===== EXERCISE MATERIALS
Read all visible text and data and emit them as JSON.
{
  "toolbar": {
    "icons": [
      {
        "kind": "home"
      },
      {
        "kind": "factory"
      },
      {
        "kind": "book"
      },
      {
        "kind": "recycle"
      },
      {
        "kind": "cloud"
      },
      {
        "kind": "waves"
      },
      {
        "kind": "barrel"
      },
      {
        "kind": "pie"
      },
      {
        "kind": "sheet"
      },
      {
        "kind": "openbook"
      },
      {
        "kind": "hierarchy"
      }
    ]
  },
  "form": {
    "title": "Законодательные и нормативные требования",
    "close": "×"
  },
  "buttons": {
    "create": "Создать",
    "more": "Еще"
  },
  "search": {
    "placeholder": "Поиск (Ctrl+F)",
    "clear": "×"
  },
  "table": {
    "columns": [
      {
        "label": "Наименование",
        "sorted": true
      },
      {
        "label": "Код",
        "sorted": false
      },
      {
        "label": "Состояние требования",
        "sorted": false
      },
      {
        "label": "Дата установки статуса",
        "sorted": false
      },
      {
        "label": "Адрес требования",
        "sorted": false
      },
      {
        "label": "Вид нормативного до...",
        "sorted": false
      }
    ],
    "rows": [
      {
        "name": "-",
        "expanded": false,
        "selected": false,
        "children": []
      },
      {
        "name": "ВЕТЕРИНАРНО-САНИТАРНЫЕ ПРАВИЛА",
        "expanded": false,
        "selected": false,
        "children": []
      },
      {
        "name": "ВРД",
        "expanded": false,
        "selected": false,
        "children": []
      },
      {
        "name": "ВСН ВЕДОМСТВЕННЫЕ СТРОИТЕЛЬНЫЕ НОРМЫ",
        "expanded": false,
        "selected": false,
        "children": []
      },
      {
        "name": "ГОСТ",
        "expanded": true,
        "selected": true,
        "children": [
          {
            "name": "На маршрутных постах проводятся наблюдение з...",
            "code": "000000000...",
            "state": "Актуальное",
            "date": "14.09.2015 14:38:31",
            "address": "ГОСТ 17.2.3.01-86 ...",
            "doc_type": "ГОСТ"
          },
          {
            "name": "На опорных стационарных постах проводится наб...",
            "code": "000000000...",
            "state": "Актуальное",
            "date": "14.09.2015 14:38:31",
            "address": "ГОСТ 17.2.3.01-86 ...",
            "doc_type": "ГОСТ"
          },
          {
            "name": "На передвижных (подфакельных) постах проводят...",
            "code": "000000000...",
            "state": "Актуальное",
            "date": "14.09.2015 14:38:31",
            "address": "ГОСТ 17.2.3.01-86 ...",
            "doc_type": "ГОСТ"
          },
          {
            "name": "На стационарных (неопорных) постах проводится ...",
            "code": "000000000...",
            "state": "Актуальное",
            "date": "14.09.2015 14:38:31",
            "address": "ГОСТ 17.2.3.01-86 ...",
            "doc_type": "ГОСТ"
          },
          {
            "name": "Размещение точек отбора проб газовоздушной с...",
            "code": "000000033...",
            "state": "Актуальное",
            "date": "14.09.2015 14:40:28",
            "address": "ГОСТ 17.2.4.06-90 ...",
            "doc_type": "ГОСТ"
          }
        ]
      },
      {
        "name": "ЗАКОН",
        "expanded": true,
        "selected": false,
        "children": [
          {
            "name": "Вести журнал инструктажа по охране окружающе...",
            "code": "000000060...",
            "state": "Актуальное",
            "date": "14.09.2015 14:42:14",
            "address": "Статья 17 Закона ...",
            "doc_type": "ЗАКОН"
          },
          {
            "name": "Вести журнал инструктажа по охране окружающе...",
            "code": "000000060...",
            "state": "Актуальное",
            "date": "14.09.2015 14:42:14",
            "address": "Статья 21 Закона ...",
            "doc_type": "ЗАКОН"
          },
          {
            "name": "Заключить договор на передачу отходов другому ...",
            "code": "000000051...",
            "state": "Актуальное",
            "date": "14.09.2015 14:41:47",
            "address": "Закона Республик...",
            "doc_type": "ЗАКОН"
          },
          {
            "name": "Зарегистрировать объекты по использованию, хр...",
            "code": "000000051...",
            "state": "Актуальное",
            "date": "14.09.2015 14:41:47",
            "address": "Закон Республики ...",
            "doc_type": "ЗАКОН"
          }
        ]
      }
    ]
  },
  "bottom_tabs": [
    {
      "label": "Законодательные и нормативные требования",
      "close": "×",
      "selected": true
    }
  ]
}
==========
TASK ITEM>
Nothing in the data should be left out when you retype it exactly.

EXERCISE RESPONSE>
Read all visible text and data and emit them as JSON.
{
  "toolbar": {
    "icons": [
      {
        "kind": "home"
      },
      {
        "kind": "factory"
      },
      {
        "kind": "book"
      },
      {
        "kind": "recycle"
      },
      {
        "kind": "cloud"
      },
      {
        "kind": "waves"
      },
      {
        "kind": "barrel"
      },
      {
        "kind": "pie"
      },
      {
        "kind": "sheet"
      },
      {
        "kind": "openbook"
      },
      {
        "kind": "hierarchy"
      }
    ]
  },
  "form": {
    "title": "Законодательные и нормативные требования",
    "close": "×"
  },
  "buttons": {
    "create": "Создать",
    "more": "Еще"
  },
  "search": {
    "placeholder": "Поиск (Ctrl+F)",
    "clear": "×"
  },
  "table": {
    "columns": [
      {
        "label": "Наименование",
        "sorted": true
      },
      {
        "label": "Код",
        "sorted": false
      },
      {
        "label": "Состояние требования",
        "sorted": false
      },
      {
        "label": "Дата установки статуса",
        "sorted": false
      },
      {
        "label": "Адрес требования",
        "sorted": false
      },
      {
        "label": "Вид нормативного до...",
        "sorted": false
      }
    ],
    "rows": [
      {
        "name": "-",
        "expanded": false,
        "selected": false,
        "children": []
      },
      {
        "name": "ВЕТЕРИНАРНО-САНИТАРНЫЕ ПРАВИЛА",
        "expanded": false,
        "selected": false,
        "children": []
      },
      {
        "name": "ВРД",
        "expanded": false,
        "selected": false,
        "children": []
      },
      {
        "name": "ВСН ВЕДОМСТВЕННЫЕ СТРОИТЕЛЬНЫЕ НОРМЫ",
        "expanded": false,
        "selected": false,
        "children": []
      },
      {
        "name": "ГОСТ",
        "expanded": true,
        "selected": true,
        "children": [
          {
            "name": "На маршрутных постах проводятся наблюдение з...",
            "code": "000000000...",
            "state": "Актуальное",
            "date": "14.09.2015 14:38:31",
            "address": "ГОСТ 17.2.3.01-86 ...",
            "doc_type": "ГОСТ"
          },
          {
            "name": "На опорных стационарных постах проводится наб...",
            "code": "000000000...",
            "state": "Актуальное",
            "date": "14.09.2015 14:38:31",
            "address": "ГОСТ 17.2.3.01-86 ...",
            "doc_type": "ГОСТ"
          },
          {
            "name": "На передвижных (подфакельных) постах проводят...",
            "code": "000000000...",
            "state": "Актуальное",
            "date": "14.09.2015 14:38:31",
            "address": "ГОСТ 17.2.3.01-86 ...",
            "doc_type": "ГОСТ"
          },
          {
            "name": "На стационарных (неопорных) постах проводится ...",
            "code": "000000000...",
            "state": "Актуальное",
            "date": "14.09.2015 14:38:31",
            "address": "ГОСТ 17.2.3.01-86 ...",
            "doc_type": "ГОСТ"
          },
          {
            "name": "Размещение точек отбора проб газовоздушной с...",
            "code": "000000033...",
            "state": "Актуальное",
            "date": "14.09.2015 14:40:28",
            "address": "ГОСТ 17.2.4.06-90 ...",
            "doc_type": "ГОСТ"
          }
        ]
      },
      {
        "name": "ЗАКОН",
        "expanded": true,
        "selected": false,
        "children": [
          {
            "name": "Вести журнал инструктажа по охране окружающе...",
            "code": "000000060...",
            "state": "Актуальное",
            "date": "14.09.2015 14:42:14",
            "address": "Статья 17 Закона ...",
            "doc_type": "ЗАКОН"
          },
          {
            "name": "Вести журнал инструктажа по охране окружающе...",
            "code": "000000060...",
            "state": "Актуальное",
            "date": "14.09.2015 14:42:14",
            "address": "Статья 21 Закона ...",
            "doc_type": "ЗАКОН"
          },
          {
            "name": "Заключить договор на передачу отходов другому ...",
            "code": "000000051...",
            "state": "Актуальное",
            "date": "14.09.2015 14:41:47",
            "address": "Закона Республик...",
            "doc_type": "ЗАКОН"
          },
          {
            "name": "Зарегистрировать объекты по использованию, хр...",
            "code": "000000051...",
            "state": "Актуальное",
            "date": "14.09.2015 14:41:47",
            "address": "Закон Республики ...",
            "doc_type": "ЗАКОН"
          }
        ]
      }
    ]
  },
  "bottom_tabs": [
    {
      "label": "Законодательные и нормативные требования",
      "close": "×",
      "selected": true
    }
  ]
}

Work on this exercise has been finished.